**EXERCISE BRIEF:** Leaving out the images, please reproduce each line below exactly.

**DATA LISTING:**
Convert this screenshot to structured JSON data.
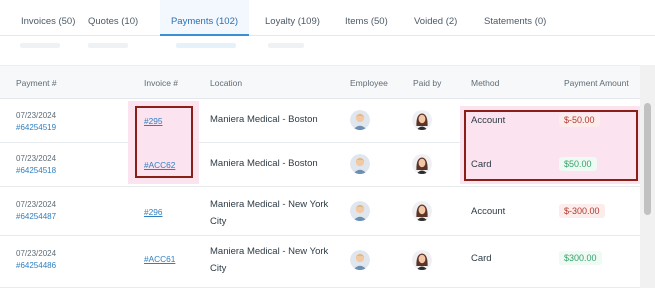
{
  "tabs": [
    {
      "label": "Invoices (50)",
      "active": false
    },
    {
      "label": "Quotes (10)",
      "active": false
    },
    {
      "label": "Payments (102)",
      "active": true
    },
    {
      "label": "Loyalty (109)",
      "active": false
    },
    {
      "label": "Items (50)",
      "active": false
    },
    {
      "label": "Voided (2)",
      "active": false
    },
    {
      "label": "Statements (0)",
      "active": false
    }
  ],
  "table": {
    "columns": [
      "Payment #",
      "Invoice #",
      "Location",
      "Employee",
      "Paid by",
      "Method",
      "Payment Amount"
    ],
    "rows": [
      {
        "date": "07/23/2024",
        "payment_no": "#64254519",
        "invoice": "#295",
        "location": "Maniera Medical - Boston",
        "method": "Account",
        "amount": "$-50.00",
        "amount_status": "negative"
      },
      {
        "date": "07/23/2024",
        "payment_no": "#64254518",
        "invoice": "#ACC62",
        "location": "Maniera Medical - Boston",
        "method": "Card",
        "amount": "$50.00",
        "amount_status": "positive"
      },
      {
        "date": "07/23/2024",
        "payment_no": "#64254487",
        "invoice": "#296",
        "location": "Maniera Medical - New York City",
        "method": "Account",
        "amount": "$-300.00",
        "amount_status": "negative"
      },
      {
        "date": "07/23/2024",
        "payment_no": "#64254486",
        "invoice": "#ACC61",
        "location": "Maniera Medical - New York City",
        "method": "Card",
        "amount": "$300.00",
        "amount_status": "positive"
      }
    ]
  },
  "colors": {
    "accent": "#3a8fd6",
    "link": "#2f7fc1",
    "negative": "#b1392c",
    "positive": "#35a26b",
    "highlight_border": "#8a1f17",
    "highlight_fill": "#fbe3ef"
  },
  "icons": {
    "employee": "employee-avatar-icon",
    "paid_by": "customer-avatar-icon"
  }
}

**TASK SOLUTION:**
Convert this screenshot to structured JSON data.
{
  "tabs": [
    {
      "label": "Invoices (50)",
      "active": false
    },
    {
      "label": "Quotes (10)",
      "active": false
    },
    {
      "label": "Payments (102)",
      "active": true
    },
    {
      "label": "Loyalty (109)",
      "active": false
    },
    {
      "label": "Items (50)",
      "active": false
    },
    {
      "label": "Voided (2)",
      "active": false
    },
    {
      "label": "Statements (0)",
      "active": false
    }
  ],
  "table": {
    "columns": [
      "Payment #",
      "Invoice #",
      "Location",
      "Employee",
      "Paid by",
      "Method",
      "Payment Amount"
    ],
    "rows": [
      {
        "date": "07/23/2024",
        "payment_no": "#64254519",
        "invoice": "#295",
        "location": "Maniera Medical - Boston",
        "method": "Account",
        "amount": "$-50.00",
        "amount_status": "negative"
      },
      {
        "date": "07/23/2024",
        "payment_no": "#64254518",
        "invoice": "#ACC62",
        "location": "Maniera Medical - Boston",
        "method": "Card",
        "amount": "$50.00",
        "amount_status": "positive"
      },
      {
        "date": "07/23/2024",
        "payment_no": "#64254487",
        "invoice": "#296",
        "location": "Maniera Medical - New York City",
        "method": "Account",
        "amount": "$-300.00",
        "amount_status": "negative"
      },
      {
        "date": "07/23/2024",
        "payment_no": "#64254486",
        "invoice": "#ACC61",
        "location": "Maniera Medical - New York City",
        "method": "Card",
        "amount": "$300.00",
        "amount_status": "positive"
      }
    ]
  },
  "colors": {
    "accent": "#3a8fd6",
    "link": "#2f7fc1",
    "negative": "#b1392c",
    "positive": "#35a26b",
    "highlight_border": "#8a1f17",
    "highlight_fill": "#fbe3ef"
  },
  "icons": {
    "employee": "employee-avatar-icon",
    "paid_by": "customer-avatar-icon"
  }
}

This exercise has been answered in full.